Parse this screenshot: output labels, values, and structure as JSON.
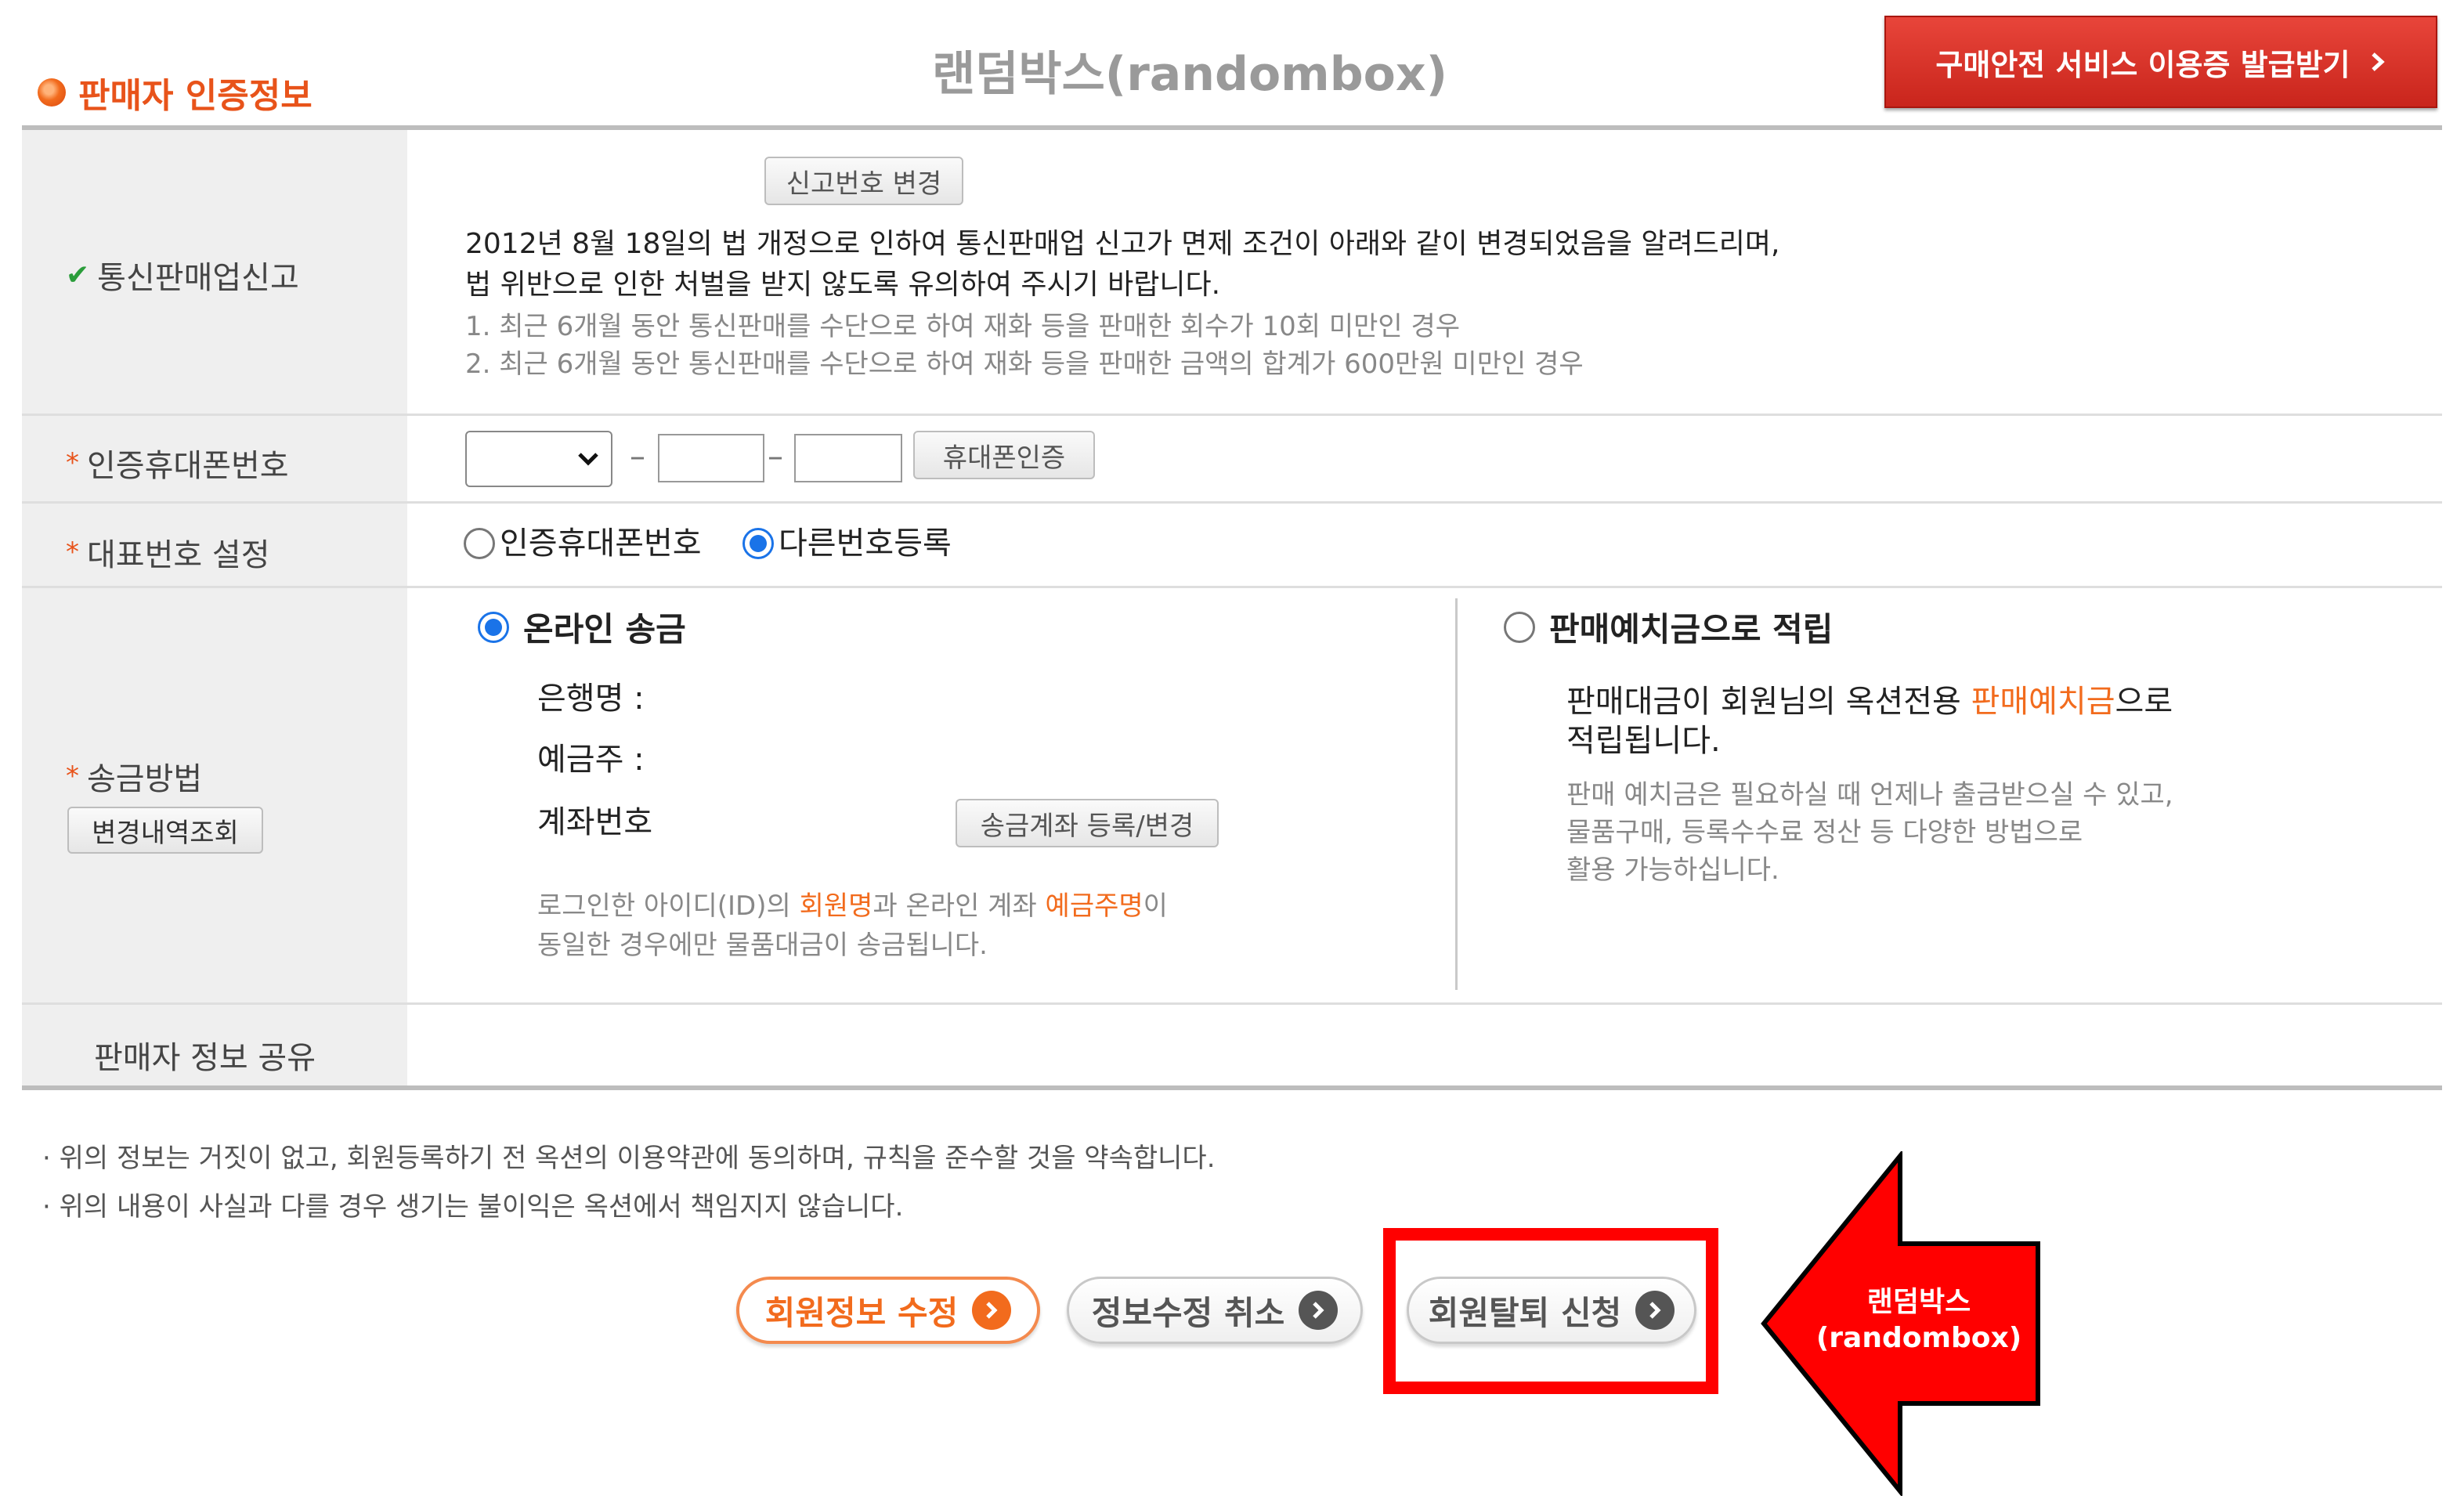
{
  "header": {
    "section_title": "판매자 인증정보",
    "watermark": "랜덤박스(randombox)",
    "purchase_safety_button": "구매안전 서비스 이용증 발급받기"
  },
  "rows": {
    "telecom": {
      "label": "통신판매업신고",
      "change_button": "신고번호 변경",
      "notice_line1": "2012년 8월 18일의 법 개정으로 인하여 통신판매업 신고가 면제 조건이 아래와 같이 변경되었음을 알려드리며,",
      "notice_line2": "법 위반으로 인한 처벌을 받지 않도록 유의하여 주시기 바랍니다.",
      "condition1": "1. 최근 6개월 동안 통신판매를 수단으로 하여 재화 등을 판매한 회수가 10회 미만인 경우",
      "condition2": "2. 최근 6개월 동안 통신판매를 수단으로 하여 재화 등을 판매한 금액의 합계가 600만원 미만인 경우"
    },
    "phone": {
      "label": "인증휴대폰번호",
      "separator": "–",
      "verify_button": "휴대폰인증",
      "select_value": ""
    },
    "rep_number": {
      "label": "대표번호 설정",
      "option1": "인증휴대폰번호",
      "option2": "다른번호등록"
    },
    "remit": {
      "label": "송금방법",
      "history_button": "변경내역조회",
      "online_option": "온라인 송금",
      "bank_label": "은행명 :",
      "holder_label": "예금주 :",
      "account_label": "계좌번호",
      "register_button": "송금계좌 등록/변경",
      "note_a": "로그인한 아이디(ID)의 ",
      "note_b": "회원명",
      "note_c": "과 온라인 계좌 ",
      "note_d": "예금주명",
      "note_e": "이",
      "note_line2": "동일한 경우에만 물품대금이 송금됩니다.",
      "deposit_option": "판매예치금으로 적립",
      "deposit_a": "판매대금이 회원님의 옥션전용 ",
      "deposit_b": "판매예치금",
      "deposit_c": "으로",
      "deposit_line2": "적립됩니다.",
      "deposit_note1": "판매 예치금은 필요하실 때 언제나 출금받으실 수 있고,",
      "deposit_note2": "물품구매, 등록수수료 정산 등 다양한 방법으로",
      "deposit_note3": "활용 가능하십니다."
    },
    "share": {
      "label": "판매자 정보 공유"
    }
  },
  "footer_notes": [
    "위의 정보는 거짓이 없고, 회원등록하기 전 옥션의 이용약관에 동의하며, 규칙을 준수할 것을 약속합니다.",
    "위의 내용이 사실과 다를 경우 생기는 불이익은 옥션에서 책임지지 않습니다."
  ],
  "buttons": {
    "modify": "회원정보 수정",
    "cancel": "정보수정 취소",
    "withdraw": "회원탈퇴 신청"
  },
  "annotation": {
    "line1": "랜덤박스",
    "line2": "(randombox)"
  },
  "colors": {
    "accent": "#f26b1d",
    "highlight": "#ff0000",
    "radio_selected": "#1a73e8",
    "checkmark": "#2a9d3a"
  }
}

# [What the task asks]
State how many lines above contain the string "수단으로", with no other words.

# [Exercise result]
2